### ABOUT THIS EXERCISE
Set the data down again, exactly as it reads, but without the pictures.

___

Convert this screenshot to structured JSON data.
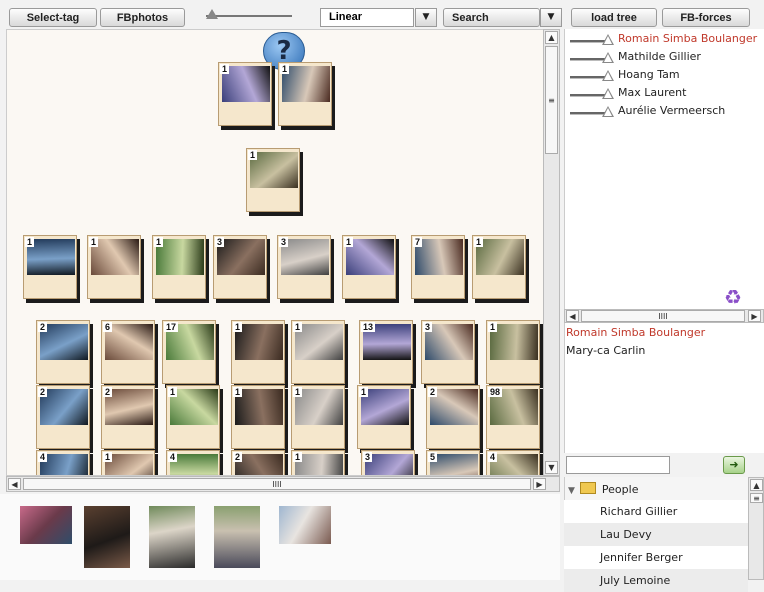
{
  "toolbar": {
    "select_tag": "Select-tag",
    "fbphotos": "FBphotos",
    "layout_value": "Linear",
    "search": "Search",
    "load_tree": "load tree",
    "fb_forces": "FB-forces",
    "dropdown_glyph": "▼",
    "help_glyph": "?"
  },
  "tree": {
    "level1": [
      {
        "count": "1"
      },
      {
        "count": "1"
      }
    ],
    "level2": [
      {
        "count": "1"
      }
    ],
    "level3": [
      {
        "count": "1"
      },
      {
        "count": "1"
      },
      {
        "count": "1"
      },
      {
        "count": "3"
      },
      {
        "count": "3"
      },
      {
        "count": "1"
      },
      {
        "count": "7"
      },
      {
        "count": "1"
      }
    ],
    "row4": [
      {
        "count": "2"
      },
      {
        "count": "6"
      },
      {
        "count": "17"
      },
      {
        "count": "1"
      },
      {
        "count": "1"
      },
      {
        "count": "13"
      },
      {
        "count": "3"
      },
      {
        "count": "1"
      }
    ],
    "row5": [
      {
        "count": "2"
      },
      {
        "count": "2"
      },
      {
        "count": "1"
      },
      {
        "count": "1"
      },
      {
        "count": "1"
      },
      {
        "count": "1"
      },
      {
        "count": "2"
      },
      {
        "count": "98"
      }
    ],
    "row6": [
      {
        "count": "4"
      },
      {
        "count": "1"
      },
      {
        "count": "4"
      },
      {
        "count": "2"
      },
      {
        "count": "1"
      },
      {
        "count": "3"
      },
      {
        "count": "5"
      },
      {
        "count": "4"
      }
    ]
  },
  "forces": [
    {
      "name": "Romain Simba Boulanger",
      "color": "#c0392b"
    },
    {
      "name": "Mathilde Gillier",
      "color": "#222222"
    },
    {
      "name": "Hoang Tam",
      "color": "#222222"
    },
    {
      "name": "Max Laurent",
      "color": "#222222"
    },
    {
      "name": "Aurélie Vermeersch",
      "color": "#222222"
    }
  ],
  "selected_people": [
    {
      "name": "Romain Simba Boulanger",
      "color": "#c0392b"
    },
    {
      "name": "Mary-ca Carlin",
      "color": "#222222"
    }
  ],
  "people_tree": {
    "root": "People",
    "items": [
      "Richard Gillier",
      "Lau Devy",
      "Jennifer Berger",
      "July Lemoine"
    ]
  },
  "scroll": {
    "grip": "IIII",
    "vgrip": "≡",
    "up": "▲",
    "down": "▼",
    "left": "◀",
    "right": "▶"
  },
  "recycle_glyph": "♻",
  "add_glyph": "➜"
}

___

### SOLUTION TO THE EXERCISE
Convert this screenshot to structured JSON data.
{
  "toolbar": {
    "select_tag": "Select-tag",
    "fbphotos": "FBphotos",
    "layout_value": "Linear",
    "search": "Search",
    "load_tree": "load tree",
    "fb_forces": "FB-forces",
    "dropdown_glyph": "▼",
    "help_glyph": "?"
  },
  "tree": {
    "level1": [
      {
        "count": "1"
      },
      {
        "count": "1"
      }
    ],
    "level2": [
      {
        "count": "1"
      }
    ],
    "level3": [
      {
        "count": "1"
      },
      {
        "count": "1"
      },
      {
        "count": "1"
      },
      {
        "count": "3"
      },
      {
        "count": "3"
      },
      {
        "count": "1"
      },
      {
        "count": "7"
      },
      {
        "count": "1"
      }
    ],
    "row4": [
      {
        "count": "2"
      },
      {
        "count": "6"
      },
      {
        "count": "17"
      },
      {
        "count": "1"
      },
      {
        "count": "1"
      },
      {
        "count": "13"
      },
      {
        "count": "3"
      },
      {
        "count": "1"
      }
    ],
    "row5": [
      {
        "count": "2"
      },
      {
        "count": "2"
      },
      {
        "count": "1"
      },
      {
        "count": "1"
      },
      {
        "count": "1"
      },
      {
        "count": "1"
      },
      {
        "count": "2"
      },
      {
        "count": "98"
      }
    ],
    "row6": [
      {
        "count": "4"
      },
      {
        "count": "1"
      },
      {
        "count": "4"
      },
      {
        "count": "2"
      },
      {
        "count": "1"
      },
      {
        "count": "3"
      },
      {
        "count": "5"
      },
      {
        "count": "4"
      }
    ]
  },
  "forces": [
    {
      "name": "Romain Simba Boulanger",
      "color": "#c0392b"
    },
    {
      "name": "Mathilde Gillier",
      "color": "#222222"
    },
    {
      "name": "Hoang Tam",
      "color": "#222222"
    },
    {
      "name": "Max Laurent",
      "color": "#222222"
    },
    {
      "name": "Aurélie Vermeersch",
      "color": "#222222"
    }
  ],
  "selected_people": [
    {
      "name": "Romain Simba Boulanger",
      "color": "#c0392b"
    },
    {
      "name": "Mary-ca Carlin",
      "color": "#222222"
    }
  ],
  "people_tree": {
    "root": "People",
    "items": [
      "Richard Gillier",
      "Lau Devy",
      "Jennifer Berger",
      "July Lemoine"
    ]
  },
  "scroll": {
    "grip": "IIII",
    "vgrip": "≡",
    "up": "▲",
    "down": "▼",
    "left": "◀",
    "right": "▶"
  },
  "recycle_glyph": "♻",
  "add_glyph": "➜"
}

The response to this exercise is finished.